FEATURE International Women’s Day (IWD) is fast approaching … Are you ready? 

The day has become widely celebrated, yet what we see in the mainstream is a commodification of the day into catchy slogans printed on tote bags, vague calls for women’s empowerment and an encouragement to treat yourself with goods and beauty services because “you’re worth it”. 

The dominant narrative simplifies this day to become a celebration of individual women’s well-being and achievements, as opposed to a celebration of women’s collective struggle for emancipation and equality. Rather than being told we are “worth it”, should this day not be about our inherent right to enjoy fundamental rights and freedoms? 
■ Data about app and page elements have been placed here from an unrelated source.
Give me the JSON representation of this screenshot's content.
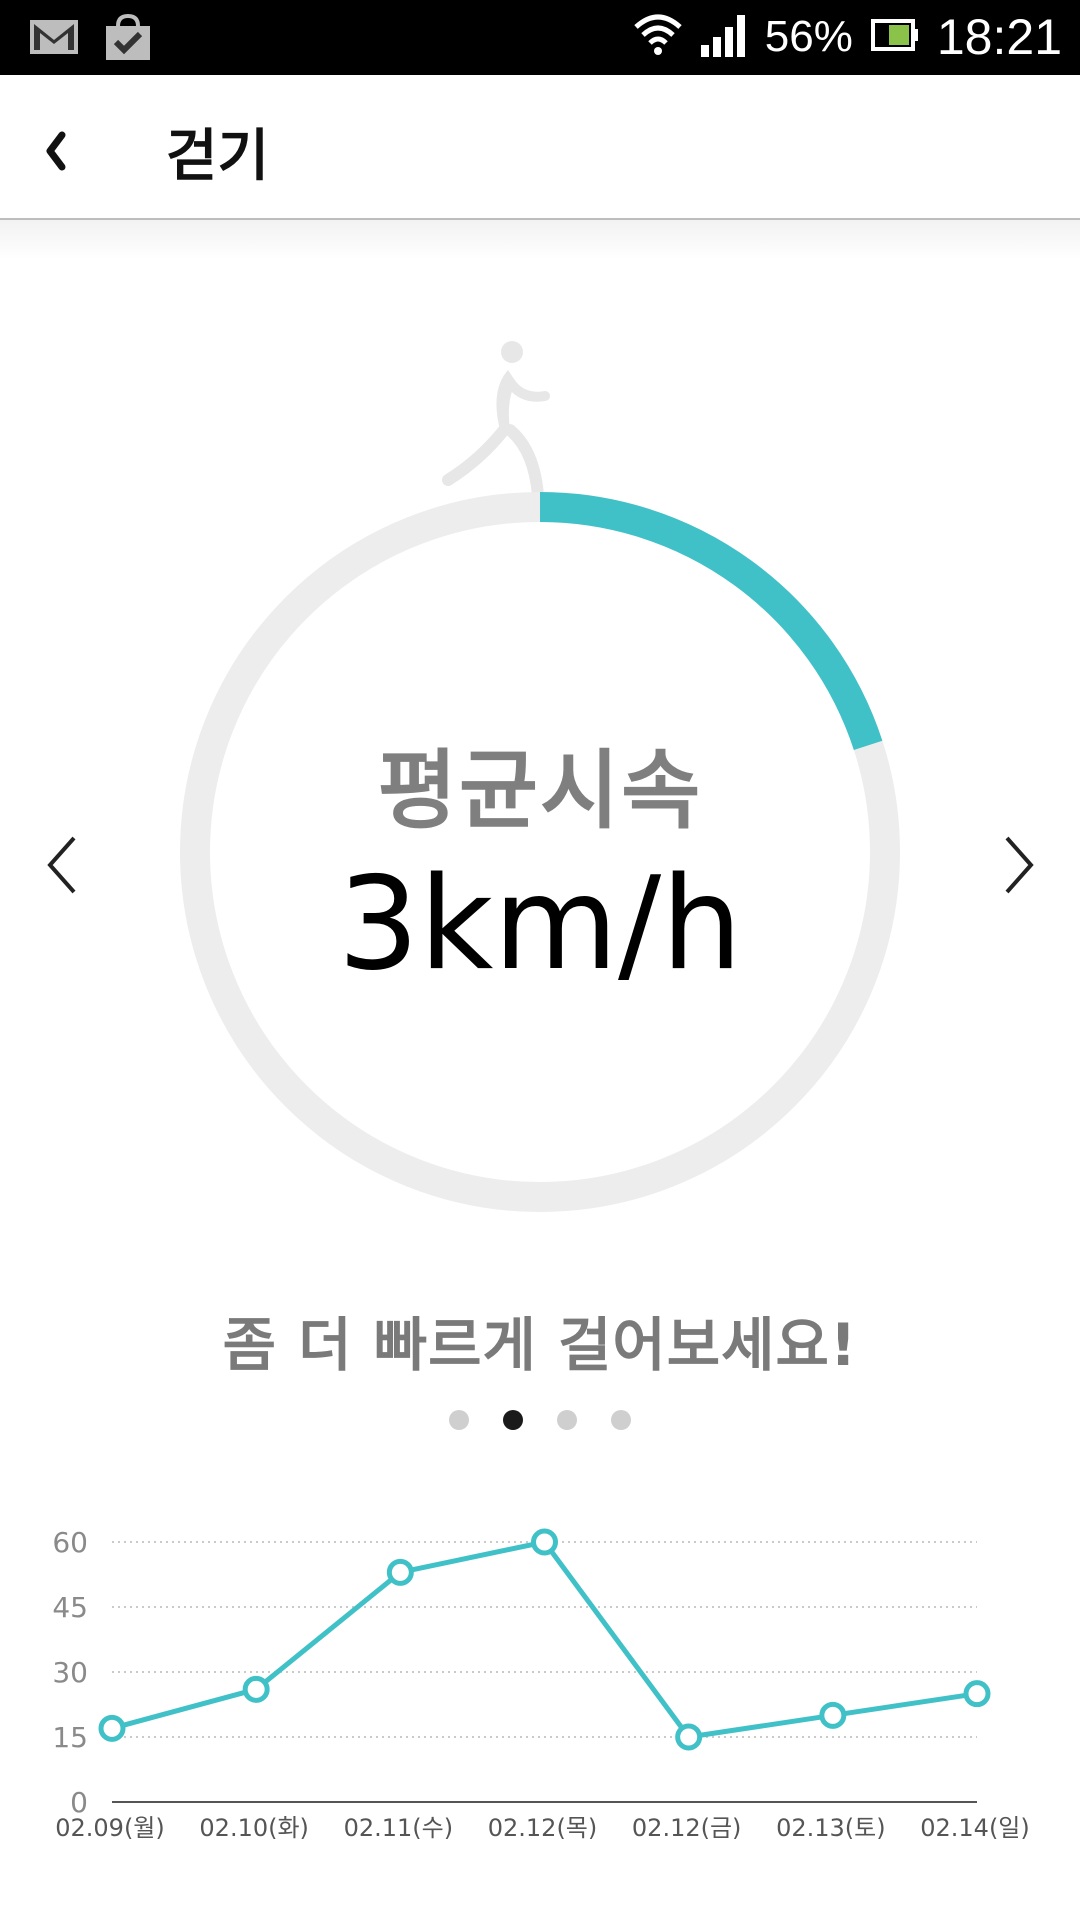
{
  "status_bar": {
    "battery_percent": "56%",
    "time": "18:21",
    "icons": [
      "gmail-icon",
      "shopping-bag-check-icon",
      "wifi-icon",
      "signal-icon",
      "battery-icon"
    ]
  },
  "app_bar": {
    "back_icon": "chevron-left-icon",
    "title": "걷기"
  },
  "gauge": {
    "icon": "walking-person-icon",
    "label": "평균시속",
    "value": "3km/h",
    "progress_fraction": 0.2,
    "progress_color": "#40c1c8",
    "track_color": "#ededed"
  },
  "message": "좀 더 빠르게 걸어보세요!",
  "pager": {
    "count": 4,
    "active_index": 1
  },
  "chart_data": {
    "type": "line",
    "categories": [
      "02.09(월)",
      "02.10(화)",
      "02.11(수)",
      "02.12(목)",
      "02.12(금)",
      "02.13(토)",
      "02.14(일)"
    ],
    "series": [
      {
        "values": [
          17,
          26,
          53,
          60,
          15,
          20,
          25
        ],
        "color": "#40c1c8"
      }
    ],
    "yticks": [
      0,
      15,
      30,
      45,
      60
    ],
    "ylim": [
      0,
      60
    ],
    "grid": true
  }
}
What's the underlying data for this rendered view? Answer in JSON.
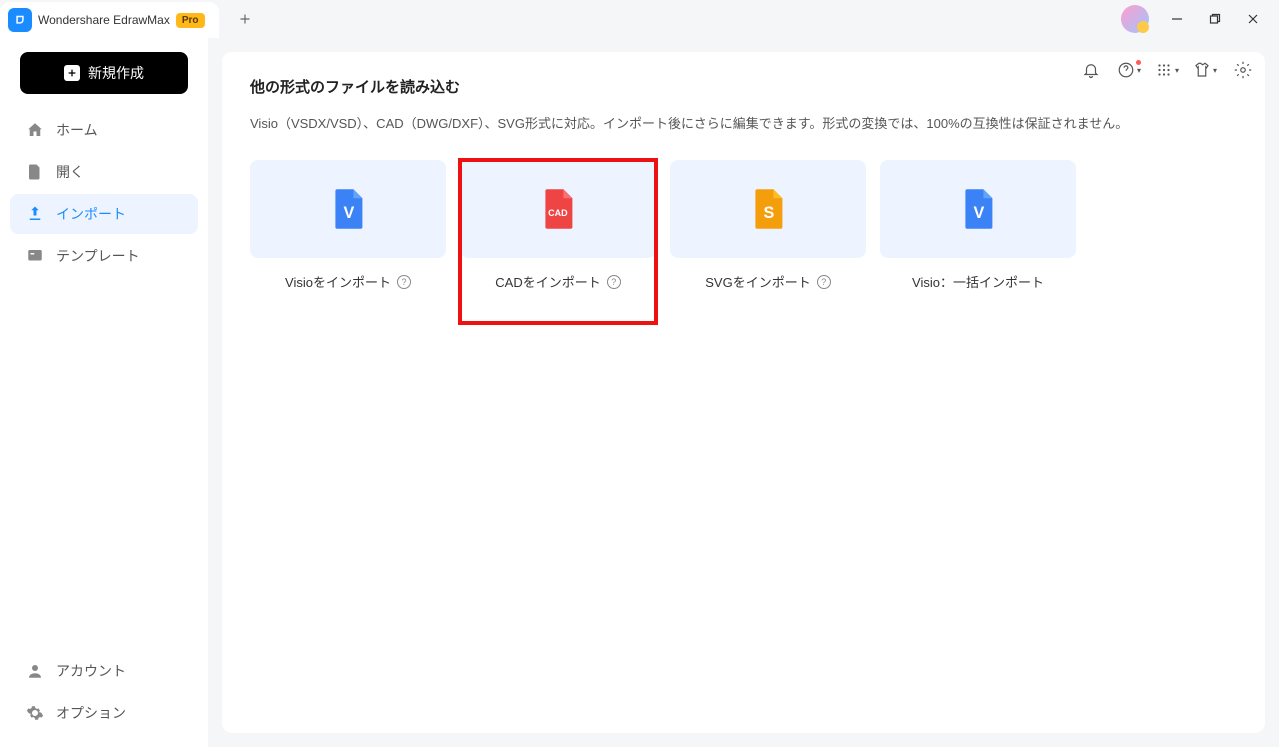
{
  "titlebar": {
    "app_name": "Wondershare EdrawMax",
    "badge": "Pro"
  },
  "sidebar": {
    "new_button": "新規作成",
    "items": [
      {
        "label": "ホーム"
      },
      {
        "label": "開く"
      },
      {
        "label": "インポート"
      },
      {
        "label": "テンプレート"
      }
    ],
    "bottom": [
      {
        "label": "アカウント"
      },
      {
        "label": "オプション"
      }
    ]
  },
  "page": {
    "title": "他の形式のファイルを読み込む",
    "description": "Visio（VSDX/VSD）、CAD（DWG/DXF）、SVG形式に対応。インポート後にさらに編集できます。形式の変換では、100%の互換性は保証されません。"
  },
  "cards": [
    {
      "label": "Visioをインポート",
      "help": true,
      "type": "visio",
      "highlighted": false
    },
    {
      "label": "CADをインポート",
      "help": true,
      "type": "cad",
      "highlighted": true
    },
    {
      "label": "SVGをインポート",
      "help": true,
      "type": "svg",
      "highlighted": false
    },
    {
      "label": "Visio：一括インポート",
      "help": false,
      "type": "visio",
      "highlighted": false
    }
  ]
}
Even more telling is the change of name from its original form — the International Working Women’s Day. The day was founded from working class and migrant women’s struggles for fairer wages and safer working conditions. This history seems increasingly forgotten in favour of an “easily digestible” neoliberal co-optation of feminism.

Geographically, there were multiple points of origin for the day. In New York City in 1908, more than 15,000 women workers launched a strike for better wages, shorter work hours and the right to vote. This was a major outcome from the critical debates and unrest growing among working women. In 1910, the second International Conference of Working Women was held in Copenhagen, Denmark. Here, Clara Zetkin proposed an internationally recognised day to press demands for women’s rights. This proposition was met with unanimous approval from over 100 women representatives from various socialist movements, unions and working women’s clubs.  

The first International Women’s Day was then held on 19 March, 1911. A million women across the world participated in rallies to demand their rights. Tragically, only a week after the marches, young immigrant women working behind locked doors were trapped in a factory fire in New York. In the Triangle Shirtwaist factory fire, 146 women lost their lives due to abhorrent safety standards and a failure of the factory to recognise their rights. The fire brought debates about women’s working conditions to the fore, and subsequently established a working class ethos to the International Women’s Day celebrations.

The Triangle Shirtwaist fire was not without precedents nor was it the last of its kind. Now, over a century later, women are still not guaranteed basic labour rights and decently paid jobs. Unpaid care work falls unfairly on the shoulders of women and yet, is invisible in the broad view of economists. Globally, austerity policies often in the form of budget cuts to the public sector are harming most ‘single mothers, young women, women with disabilities, older women, refugee and migrant women’ and LGBTIQ+ women. Women in conflict zones such as Amani Ballour, a doctor in an underground hospital amidst Syria’s civil war, are working in precarious conditions at extreme risk to their lives.

All of these inequalities play into the marginalisation of women and come at a detriment to sustainable and just peace. 

Sustainable peace cannot be achieved without socio-economic justice as inequalities readily feed into existing conflicts as well as creating new ones. Uneven distribution of resources and opportunities have huge implications for women’s abilities to participate in peacebuilding. If one is ‘focused on surviving, putting food on the table, finding means to educate your children, not being able to take care of one’s health because there is no affordable health care’ among other struggles, participation in public spaces in general becomes ever the more difficult.

It is these issues we must not lose sight of on International Women’s Day. While there are definitely a number of reasons to feel discouraged, let’s not lose sight of our collective strength. What we need is system change, and we can reclaim this day for that purpose!

For this reason and for those with the ability to do so, we call on you to strike for change. The Women’s Global Strike on 8 March 2020 is an opportunity to honour the activists whom we can thank for the existence of this day and your participation is welcome in all its forms — whether that means withdrawing from formal and/or care work, slowing down your work, or organising a meeting of feminists in your living room. 

What is key in our efforts is a self-reflective approach, making our movement for women’s rights and peace beneficial to women from all backgrounds. We must not forget that not everyone has the privilege to strike, and any advocacy efforts must place the needs and voices of marginalised women in the frontlines.

Together we are stronger and can keep pushing for our demands to be met so that each and every woman is guaranteed her human, economic, social and cultural rights. Naming oppressive structures – including capitalism, patriarchy, racism, neoliberal globalisation and militarism – and shaming those that uphold them is already a start. 

We are a force to be reckoned with… let’s keep on going! 

We would like to thank Edith Ballantyne who provided the historical context and focus for this blog post. You can find out more about how to participate in the strike on the Women’s Global Strike website